Brighid Bugos and Krista Weaver

What are the first sports that come to your mind? Was it football, basketball or baseball? Part two of this two part installment, highlights a few students and teachers who prove there are sports beyond the ones offered at Sequoia.

Rock Climbing:

“In eighth grade, some of my friends got into the rock climbing team at Planet Granite, so every saturday I started going with two or three other people and we would just rock climb for fun,” said sophomore Joanie Schroeder.
Less than two years ago Schroeder began, already she’s a climber who has a couple of wins under her belt. Although she prefers lead climbing, she seeks climbing as an opportunity to push herself to new heights at the Planet Granite Gym where she practices for both the bouldering and rope competitions.
“A lot of people always say ‘I can’t do it because of my arm strength or my strength in general,’” said Schroeder. “It’s definitely a good community—it’s not that competitive against your friends, [it’s] more competitive against yourself.”

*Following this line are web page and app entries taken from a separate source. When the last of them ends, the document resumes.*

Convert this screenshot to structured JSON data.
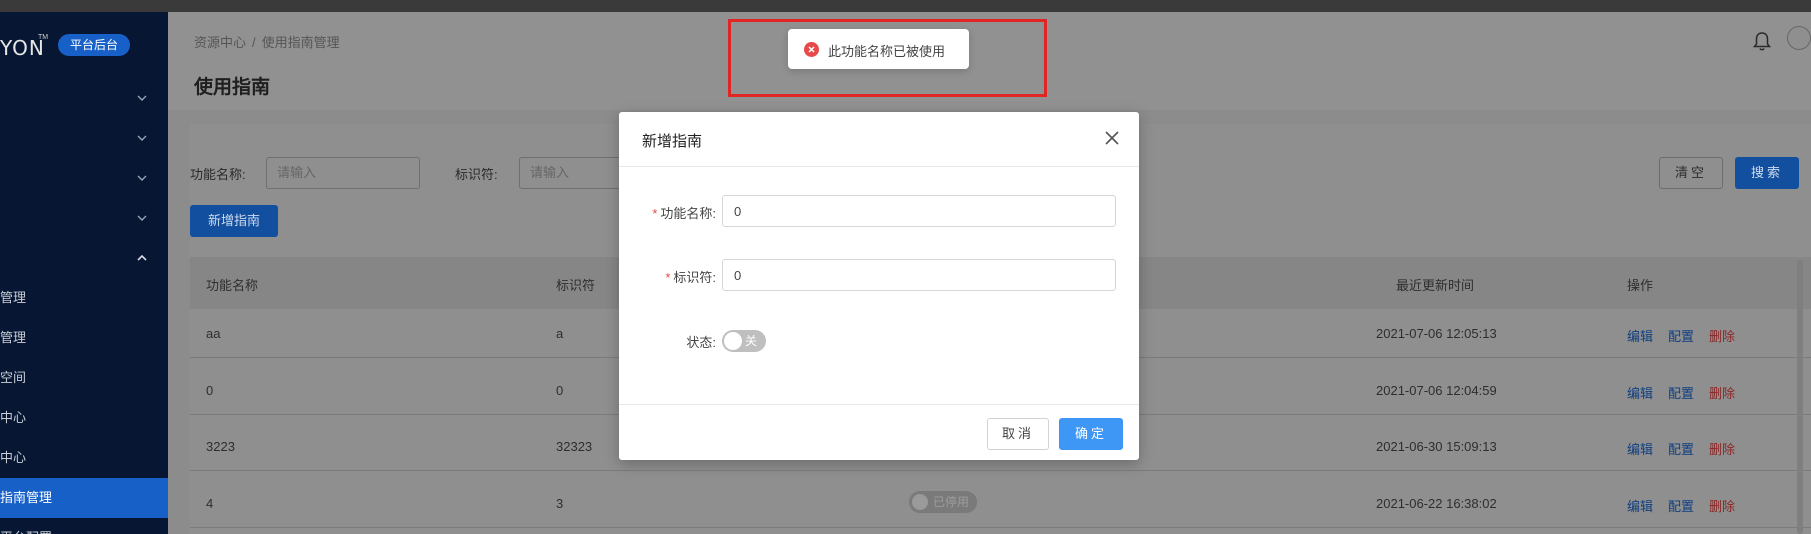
{
  "sidebar": {
    "logo": "YON",
    "logo_tm": "TM",
    "platform_badge": "平台后台",
    "sub_items": [
      "管理",
      "管理",
      "空间",
      "中心",
      "中心",
      "指南管理",
      "平台配置"
    ]
  },
  "header": {
    "breadcrumb": [
      "资源中心",
      "使用指南管理"
    ],
    "breadcrumb_sep": "/",
    "title": "使用指南"
  },
  "filters": {
    "name_label": "功能名称:",
    "name_placeholder": "请输入",
    "id_label": "标识符:",
    "id_placeholder": "请输入",
    "clear_label": "清空",
    "search_label": "搜索",
    "add_label": "新增指南"
  },
  "table": {
    "columns": [
      "功能名称",
      "标识符",
      "最近更新时间",
      "操作"
    ],
    "rows": [
      {
        "name": "aa",
        "id": "a",
        "updated": "2021-07-06 12:05:13"
      },
      {
        "name": "0",
        "id": "0",
        "updated": "2021-07-06 12:04:59"
      },
      {
        "name": "3223",
        "id": "32323",
        "updated": "2021-06-30 15:09:13"
      },
      {
        "name": "4",
        "id": "3",
        "status": "已停用",
        "updated": "2021-06-22 16:38:02"
      }
    ],
    "actions": {
      "edit": "编辑",
      "config": "配置",
      "delete": "删除"
    }
  },
  "modal": {
    "title": "新增指南",
    "fields": {
      "name_label": "功能名称:",
      "name_value": "0",
      "id_label": "标识符:",
      "id_value": "0",
      "status_label": "状态:",
      "status_toggle": "关"
    },
    "required_mark": "*",
    "cancel_label": "取消",
    "ok_label": "确定"
  },
  "toast": {
    "message": "此功能名称已被使用",
    "type": "error",
    "icon": "error-circle-icon"
  },
  "colors": {
    "sidebar_bg": "#071633",
    "primary": "#3e97f5",
    "error": "#e64a4a",
    "annotation": "#e02525"
  }
}
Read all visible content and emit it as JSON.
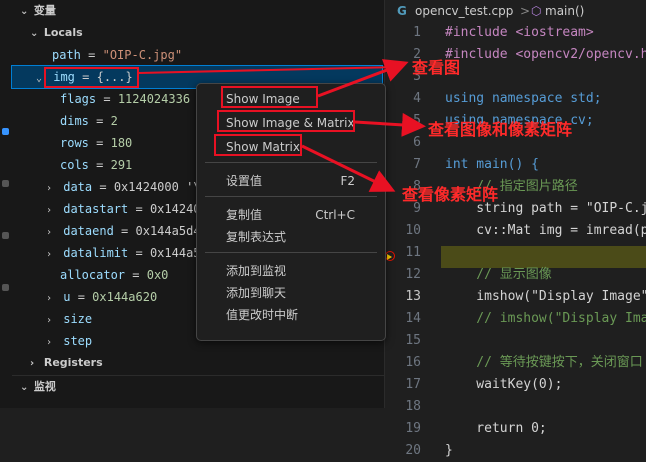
{
  "variables_panel": {
    "title": "变量",
    "locals_label": "Locals",
    "registers_label": "Registers",
    "rows": [
      {
        "name": "path",
        "value": "\"OIP-C.jpg\""
      },
      {
        "name": "img",
        "value": "{...}"
      },
      {
        "name": "flags",
        "value": "1124024336"
      },
      {
        "name": "dims",
        "value": "2"
      },
      {
        "name": "rows",
        "value": "180"
      },
      {
        "name": "cols",
        "value": "291"
      },
      {
        "name": "data",
        "value": "0x1424000 '\\"
      },
      {
        "name": "datastart",
        "value": "0x14240"
      },
      {
        "name": "dataend",
        "value": "0x144a5d4"
      },
      {
        "name": "datalimit",
        "value": "0x144a5"
      },
      {
        "name": "allocator",
        "value": "0x0"
      },
      {
        "name": "u",
        "value": "0x144a620"
      },
      {
        "name": "size",
        "value": ""
      },
      {
        "name": "step",
        "value": ""
      }
    ]
  },
  "watch_panel": {
    "title": "监视"
  },
  "editor": {
    "breadcrumb_file": "opencv_test.cpp",
    "breadcrumb_sep": ">",
    "breadcrumb_symbol": "main()",
    "line_numbers": [
      "1",
      "2",
      "3",
      "4",
      "5",
      "6",
      "7",
      "8",
      "9",
      "10",
      "11",
      "12",
      "13",
      "14",
      "15",
      "16",
      "17",
      "18",
      "19",
      "20"
    ],
    "lines": [
      "#include <iostream>",
      "#include <opencv2/opencv.h",
      "",
      "using namespace std;",
      "using namespace cv;",
      "",
      "int main() {",
      "    // 指定图片路径",
      "    string path = \"OIP-C.j",
      "    cv::Mat img = imread(p",
      "",
      "    // 显示图像",
      "    imshow(\"Display Image\"",
      "    // imshow(\"Display Ima",
      "",
      "    // 等待按键按下，关闭窗口",
      "    waitKey(0);",
      "",
      "    return 0;",
      "}"
    ]
  },
  "context_menu": {
    "items": [
      {
        "label": "Show Image",
        "shortcut": ""
      },
      {
        "label": "Show Image & Matrix",
        "shortcut": ""
      },
      {
        "label": "Show Matrix",
        "shortcut": ""
      },
      {
        "label": "设置值",
        "shortcut": "F2"
      },
      {
        "label": "复制值",
        "shortcut": "Ctrl+C"
      },
      {
        "label": "复制表达式",
        "shortcut": ""
      },
      {
        "label": "添加到监视",
        "shortcut": ""
      },
      {
        "label": "添加到聊天",
        "shortcut": ""
      },
      {
        "label": "值更改时中断",
        "shortcut": ""
      }
    ]
  },
  "annotations": {
    "view_image": "查看图",
    "view_image_pixels": "查看图像和像素矩阵",
    "view_pixels": "查看像素矩阵"
  },
  "colors": {
    "annotation_red": "#e81123",
    "accent": "#569cd6",
    "background": "#1f1f1f"
  },
  "icons": [
    "chevron-down-icon",
    "chevron-right-icon",
    "file-icon",
    "breakpoint-icon"
  ]
}
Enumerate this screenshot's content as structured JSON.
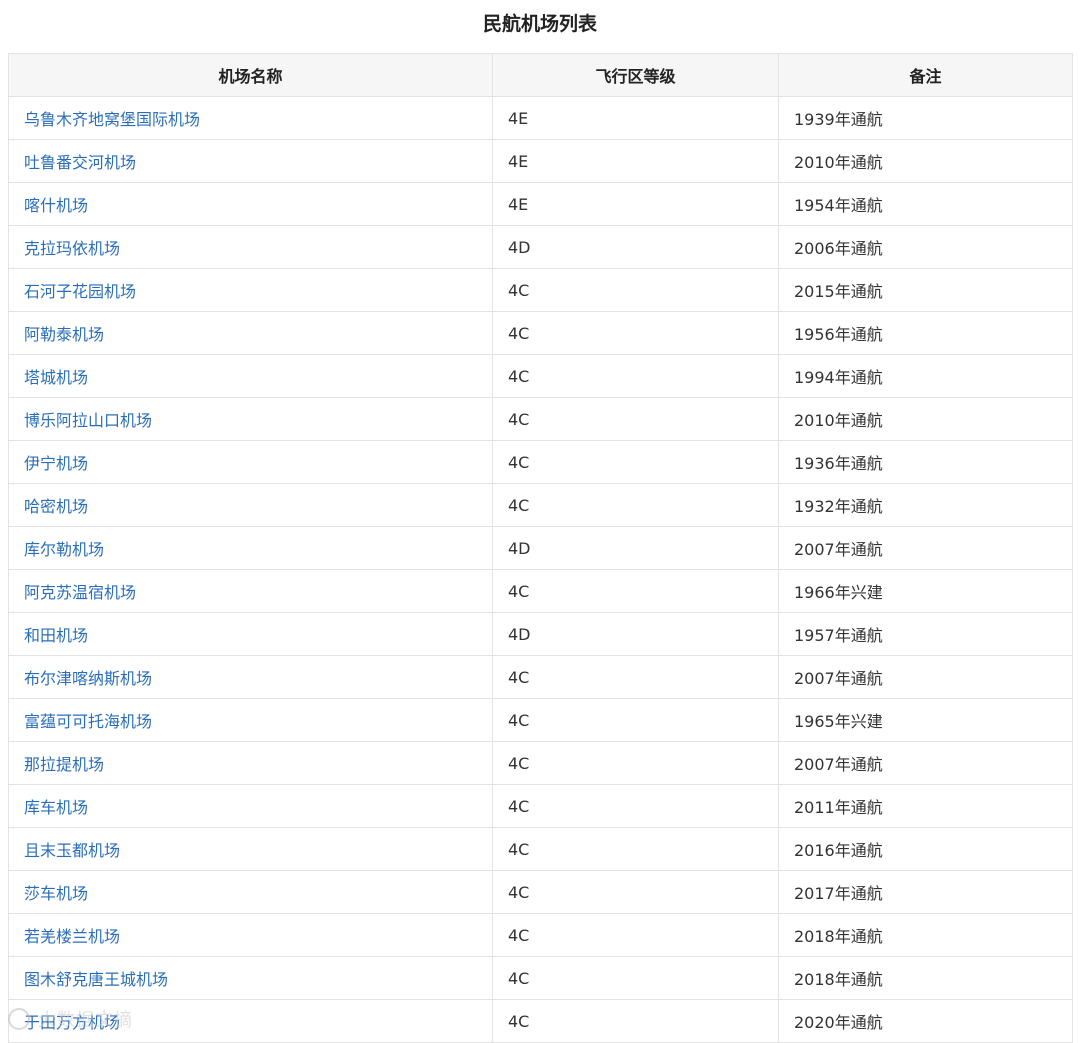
{
  "page": {
    "title": "民航机场列表"
  },
  "table": {
    "headers": [
      "机场名称",
      "飞行区等级",
      "备注"
    ],
    "rows": [
      [
        "乌鲁木齐地窝堡国际机场",
        "4E",
        "1939年通航"
      ],
      [
        "吐鲁番交河机场",
        "4E",
        "2010年通航"
      ],
      [
        "喀什机场",
        "4E",
        "1954年通航"
      ],
      [
        "克拉玛依机场",
        "4D",
        "2006年通航"
      ],
      [
        "石河子花园机场",
        "4C",
        "2015年通航"
      ],
      [
        "阿勒泰机场",
        "4C",
        "1956年通航"
      ],
      [
        "塔城机场",
        "4C",
        "1994年通航"
      ],
      [
        "博乐阿拉山口机场",
        "4C",
        "2010年通航"
      ],
      [
        "伊宁机场",
        "4C",
        "1936年通航"
      ],
      [
        "哈密机场",
        "4C",
        "1932年通航"
      ],
      [
        "库尔勒机场",
        "4D",
        "2007年通航"
      ],
      [
        "阿克苏温宿机场",
        "4C",
        "1966年兴建"
      ],
      [
        "和田机场",
        "4D",
        "1957年通航"
      ],
      [
        "布尔津喀纳斯机场",
        "4C",
        "2007年通航"
      ],
      [
        "富蕴可可托海机场",
        "4C",
        "1965年兴建"
      ],
      [
        "那拉提机场",
        "4C",
        "2007年通航"
      ],
      [
        "库车机场",
        "4C",
        "2011年通航"
      ],
      [
        "且末玉都机场",
        "4C",
        "2016年通航"
      ],
      [
        "莎车机场",
        "4C",
        "2017年通航"
      ],
      [
        "若羌楼兰机场",
        "4C",
        "2018年通航"
      ],
      [
        "图木舒克唐王城机场",
        "4C",
        "2018年通航"
      ],
      [
        "于田万方机场",
        "4C",
        "2020年通航"
      ]
    ]
  },
  "watermark": {
    "text": "大数据文摘",
    "icon": "watermark-logo-icon"
  },
  "colors": {
    "link": "#2a6ebb",
    "header_bg": "#f6f6f6",
    "border": "#e3e3e3"
  }
}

“This is embarrassing, but, one summer, I was lazy, and my mom threw a catalog of summer camps at me and said ‘hey pick one,’ [so] I picked fencing,” math teacher Robert Moaveni said. “I ended up liking it so much that I [did] it two summers in a row and then [took] fencing classes.”
Although Moaveni is not currently involved in either coaching or practicing fencing, the épée preferred fencer has recently received a grant from Step-up to the Plate for Education to start his new SAFE fencing program at Sequoia. When he competed as a high schooler, Moaveni earned three gold medals and two bronze allowing him to qualify for the Junior Olympics in 2005.
“I like [fencing] because it gives you a sense of individualism,” Moaveni said. “It teaches you to learn more about yourself, specifically your physical abilities, and to a larger extent your mental capabilities as well. You very much have to outwit your opponent.”

Martial Arts:

“While [Martial Arts is] an individual sport, you are literally fighting people, so I would say there is definitely a competitive edge to it,” said junior Kira Coan. “You are directly being compared every time you are putting on your sparring equipment.”
After five and a half years of training, Coan earned her black belt this last October. You might think she’s just the karate kid, however she is a dedicated martial artist who trains six days a week, adding on pole vaulting in the spring with Sequoia’s track and field team.
“There’s actually a decent amount of sacrifice. It takes a lot of work and I think that sometimes it gets overlooked as a joke,” said Coan. “A lot of hard work, bruises, sweat, [and] dedication [are involved].